Matthew Reed, chief executive of the Children's Society, said: "It is a scandal that there are 200,000 more children who have been pushed deeper into poverty over the past year, as today's figures reveal.
"There has also been a steady rise over the last five years in the numbers of children living in in-work poverty, clearly showing that even those families with jobs are suffering because of Government policies.
"Moving the goalposts by changing the definition of child poverty will do nothing to help the millions of children who are suffering in real poverty. The Government needs to stop debating definitions and start doing more to help children."
Campbell Robb, chief executive of Shelter, said: " It's shocking to see hard evidence of families starting to sink rather than swim, as they deal with the double blow of welfare cuts and sky high housing costs. And sadly behind each of these statistics lies the story of a parent desperately struggling to keep their family's heads above water.

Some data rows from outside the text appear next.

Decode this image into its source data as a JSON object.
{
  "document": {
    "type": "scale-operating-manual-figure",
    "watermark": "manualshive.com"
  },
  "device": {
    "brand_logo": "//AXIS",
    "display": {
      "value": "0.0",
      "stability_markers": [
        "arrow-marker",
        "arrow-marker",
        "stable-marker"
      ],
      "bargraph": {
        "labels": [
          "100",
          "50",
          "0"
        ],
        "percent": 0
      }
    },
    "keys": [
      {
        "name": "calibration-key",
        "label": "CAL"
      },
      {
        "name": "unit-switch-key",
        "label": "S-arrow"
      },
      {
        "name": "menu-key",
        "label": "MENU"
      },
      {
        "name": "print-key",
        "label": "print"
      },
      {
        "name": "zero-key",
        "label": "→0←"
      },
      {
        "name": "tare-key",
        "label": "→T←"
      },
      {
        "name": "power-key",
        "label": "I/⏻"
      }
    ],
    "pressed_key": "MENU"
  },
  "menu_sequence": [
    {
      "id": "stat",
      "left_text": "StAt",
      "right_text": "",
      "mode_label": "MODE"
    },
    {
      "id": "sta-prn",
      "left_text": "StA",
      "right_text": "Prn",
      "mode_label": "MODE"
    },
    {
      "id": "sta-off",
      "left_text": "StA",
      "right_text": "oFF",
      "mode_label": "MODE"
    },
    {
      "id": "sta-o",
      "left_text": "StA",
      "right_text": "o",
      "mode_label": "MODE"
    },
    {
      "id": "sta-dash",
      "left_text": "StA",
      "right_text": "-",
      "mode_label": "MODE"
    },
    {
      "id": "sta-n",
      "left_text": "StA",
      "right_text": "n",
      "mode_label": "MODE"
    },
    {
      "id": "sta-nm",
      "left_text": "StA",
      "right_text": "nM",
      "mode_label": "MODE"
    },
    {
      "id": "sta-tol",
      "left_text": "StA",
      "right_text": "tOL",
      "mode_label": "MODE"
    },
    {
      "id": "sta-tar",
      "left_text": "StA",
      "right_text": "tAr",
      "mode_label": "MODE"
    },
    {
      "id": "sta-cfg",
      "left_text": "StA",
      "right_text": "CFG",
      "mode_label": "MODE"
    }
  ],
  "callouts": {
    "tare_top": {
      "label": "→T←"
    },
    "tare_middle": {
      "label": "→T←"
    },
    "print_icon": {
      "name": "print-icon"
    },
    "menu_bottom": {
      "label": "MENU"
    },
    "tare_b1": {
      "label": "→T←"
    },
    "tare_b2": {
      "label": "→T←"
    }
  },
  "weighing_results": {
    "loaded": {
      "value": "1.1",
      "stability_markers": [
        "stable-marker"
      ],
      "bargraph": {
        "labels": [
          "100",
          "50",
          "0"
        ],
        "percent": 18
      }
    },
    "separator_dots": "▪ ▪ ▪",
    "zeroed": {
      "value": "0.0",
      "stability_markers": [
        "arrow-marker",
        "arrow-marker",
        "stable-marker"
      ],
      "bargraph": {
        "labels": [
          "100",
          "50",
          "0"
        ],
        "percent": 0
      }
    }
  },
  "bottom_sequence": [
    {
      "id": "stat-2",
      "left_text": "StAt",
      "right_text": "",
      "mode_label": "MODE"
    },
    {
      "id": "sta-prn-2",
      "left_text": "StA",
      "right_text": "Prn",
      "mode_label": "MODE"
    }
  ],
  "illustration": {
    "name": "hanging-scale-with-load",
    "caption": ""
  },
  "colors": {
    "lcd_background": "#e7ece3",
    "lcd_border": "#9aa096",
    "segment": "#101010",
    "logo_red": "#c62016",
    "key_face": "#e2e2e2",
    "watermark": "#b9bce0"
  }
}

"This Government has the opportunity to be the first in generations to turn things around so children aren't the ones paying the price for our housing crisis. The only way to do this is by rethinking further cuts that will push even more families over the edge, and building the genuinely affordable homes we so desperately need."
Gingerbread chief executive Fiona Weir said: "Today's child poverty statistics show that children in working single parent families simply cannot afford to bear a cut to tax credits, with one in four already growing up poor.
"Two in five of the UK's three million children in single parent families are below the poverty line, and work is not offering these families a guaranteed route out of poverty."
Alison Garnham, chief executive of the Child Poverty Action Group, said: "These figures make grim reading for anyone looking for progress on child poverty. Because, make no mistake, we are facing a child poverty crisis in the years ahead and the Government is not going to meet the child poverty targets it signed up to.
"Rather than opening up opportunity, the UK is now going down the road of closing down life chances for hundreds of thousands of children in low-income families.
"On the Government's preferred absolute poverty measure, there are half a million more children in poverty than there were in 2010.
"This child poverty crisis will undoubtedly deepen if the Government goes ahead with plans to cut help for children in low-income families and for the low paid. You don't tackle low pay by making the low paid poorer. You don't tackle child poverty by slashing targeted help for children in low-income families and then claiming money doesn't matter."
Chris Leslie, shadow chancellor, said: "These statistics show a depressing lack of progress we should be making as a country towards the abolition of child poverty in the UK.
"The Government needs a serious strategy to address low pay and boost productivity, rather than 'redefining' the child poverty statistics and pretending the problem has just gone away.
"A plan to reduce child poverty is needed now, rather than threats to cut £5 billion from tax credits which would mean 3.7 million working families losing, on average, £1,400 a year. That will not address child poverty - it will add to it.
"Ministers should now take responsibility and tackle low pay, not attack the low paid."
Prime Minister David Cameron's official spokeswoman said: "What today's statistics show is that the proportion of individuals in poverty is at the lowest level since the mid-1980s.
"The Prime Minister... remains committed to doing more work to eliminate child poverty and that is precisely why the Government wants to look at having an approach that is focused more on tackling the root causes of poverty than treating the symptoms."